If divine foreign intervention did not come in time for an American automaker, the company in question would have probably ceased to exist by 1982.
It is an audacious statement to make where history was thwarted to save a company from extinction. We’ve seen this many times over the past 30 years where Detroit-based automakers sought alliances and acquisitions with other automakers around the globe. To recall each one would be a massive effort to digest and analyze. Yet, most of the readers of this site have probably forgotten the scenario that put American Motors on the brink before Renault came in to assist them through most of the 1980s.
Granted, I do not have a religious reason to travel on Easter weekend. Nor do I have family to see, especially when there’s some personal issues with air travel at this time. However, I found a reason to get away from the routine of home and find a new place to visit. Plus, to enjoy the nicer weather that the month of April is supposed to bring.
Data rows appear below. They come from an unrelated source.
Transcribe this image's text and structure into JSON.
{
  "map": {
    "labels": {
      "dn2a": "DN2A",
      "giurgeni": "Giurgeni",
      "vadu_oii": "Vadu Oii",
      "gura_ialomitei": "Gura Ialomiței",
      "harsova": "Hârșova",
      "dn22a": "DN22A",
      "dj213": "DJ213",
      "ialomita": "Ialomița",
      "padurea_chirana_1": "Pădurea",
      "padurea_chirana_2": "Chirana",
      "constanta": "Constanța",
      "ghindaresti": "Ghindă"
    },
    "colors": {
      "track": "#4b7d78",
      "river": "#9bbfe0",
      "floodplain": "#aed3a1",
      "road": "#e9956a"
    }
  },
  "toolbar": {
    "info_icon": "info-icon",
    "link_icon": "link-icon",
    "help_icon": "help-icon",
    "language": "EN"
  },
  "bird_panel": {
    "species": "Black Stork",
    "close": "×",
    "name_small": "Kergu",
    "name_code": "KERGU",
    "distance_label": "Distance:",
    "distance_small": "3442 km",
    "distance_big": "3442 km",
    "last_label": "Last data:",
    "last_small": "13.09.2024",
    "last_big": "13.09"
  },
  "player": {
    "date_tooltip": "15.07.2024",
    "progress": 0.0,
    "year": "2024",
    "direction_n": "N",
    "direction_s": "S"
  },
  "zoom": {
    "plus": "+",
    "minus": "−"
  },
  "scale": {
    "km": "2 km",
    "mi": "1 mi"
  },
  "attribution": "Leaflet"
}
The chance to write about four generations of Elantras – dating back to when I was renting the fourth-generation model and writing about it – is what this work is all about. To see the progress of a single model through multiple generations and watching the evolution – or, in some cases, revolution – of a vehicle.